  • Olowalu Reef: Situated between Lahaina and Maalaea, Olowalu Reef at Mile Marker 14 is another hotspot for coral viewing in Maui. The area is home to what scientists believe to be the “mother reef” that seeded all other reefs around Maui Nui. The reef’s shallow, seasonally calm waters harbor a diverse array of corals and colorful reef fish.
Maluaka Beach Guide Overview

A family friendly, long and sandy beach with good snorkeling and facilities.

  • Maluaka Beach: Maluaka Beach is another excellent snorkeling spot in South Maui. The beach’s usually calm and shallow waters provide a perfect environment for coral growth, and snorkelers can encounter a variety of corals and marine creatures.
Kapalua Bay Beach Guide

Popular bay that offers some shelter from wind/waves for snorkeling, paddle boarding, and family beach days.

  • Kapalua Bay: This sheltered bay in West Maui offers excellent snorkeling opportunities with plentiful coral close to shore. Snorkelers at Kapalua Bay can observe colorful corals and marine life right off the beach.
Snorkeling off the coast of Lanai

Snorkeling tours offer access to spectacular snorkeling off the coast of Maui’s immediate neighbor, Lanai.

  • Manele-Hulopo’e Marine Life Conservation District: Lanai, a.k.a. “Pineapple Isle,” has pristine waters teeming with diverse marine life and vibrant coral reefs, making it a paradise for snorkelers. Snorkelers will find spectacular spots for coral viewing around Lanai in Manele and Hulopo’e Bays. Here, snorkelers can explore a stunning underwater world filled with diverse coral gardens. The clear waters offer excellent visibility, allowing snorkelers to observe an array of marine species. Plus, the area’s protected marine status ensures that its coral reefs remain healthy and thriving, providing an unforgettable snorkeling experience for visitors to Lanai. Book a tour of Lanai’s underwater beauty online at Auntie’s best price guaranteed!

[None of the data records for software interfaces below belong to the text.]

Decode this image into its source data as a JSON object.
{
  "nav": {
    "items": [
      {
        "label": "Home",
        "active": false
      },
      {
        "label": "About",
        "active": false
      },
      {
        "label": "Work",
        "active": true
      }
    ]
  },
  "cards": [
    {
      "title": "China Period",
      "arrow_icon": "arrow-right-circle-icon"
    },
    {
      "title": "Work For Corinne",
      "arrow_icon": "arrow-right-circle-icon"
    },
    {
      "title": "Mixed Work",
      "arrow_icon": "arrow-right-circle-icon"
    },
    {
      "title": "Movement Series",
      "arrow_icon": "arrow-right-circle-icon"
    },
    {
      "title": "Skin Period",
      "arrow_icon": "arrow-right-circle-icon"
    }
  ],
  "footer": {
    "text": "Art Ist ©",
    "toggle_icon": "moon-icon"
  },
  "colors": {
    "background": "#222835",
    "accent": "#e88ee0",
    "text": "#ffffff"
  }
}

While these locations are famous for their coral abundance, these and other coral reefs worldwide are facing imminent threats from climate change, pollution, overfishing, and other human impacts. Responsible snorkeling practices, such as not touching or damaging coral, using reef-safe sunscreen or just covering up with wetsuits or water clothing, and supporting conservation efforts, are crucial for preserving these fragile marine ecosystems for future generations to enjoy.

About Auntie Snorkel

Auntie Snorkel shop has been serving Maui’s fun seekers for over 33 years, established in 1985. We're the original South Maui Snorkel Shop. When I bought the shop 10 years ago from Auntie, we decided to keep the name. The name "Auntie" is a term of respect here in Hawaii. I'm living my dream. I get to meet awesome people from all over the world and share with them my love and knowledge of this magical island that I get to call home. We know all the spots. I have lived here since 2001. We're the true definition of a family owned and operated shop. I answer the phones and work the shop along with my family. When you shop with us you're supporting my ohana and for that I thank you!! Why go anywhere else? We're the friendliest, fastest, cheapest and our location is the most epic! Mahalo and Aloha”. ~Mark Noble (Owner & Maui Fun Expert)

Leave a Reply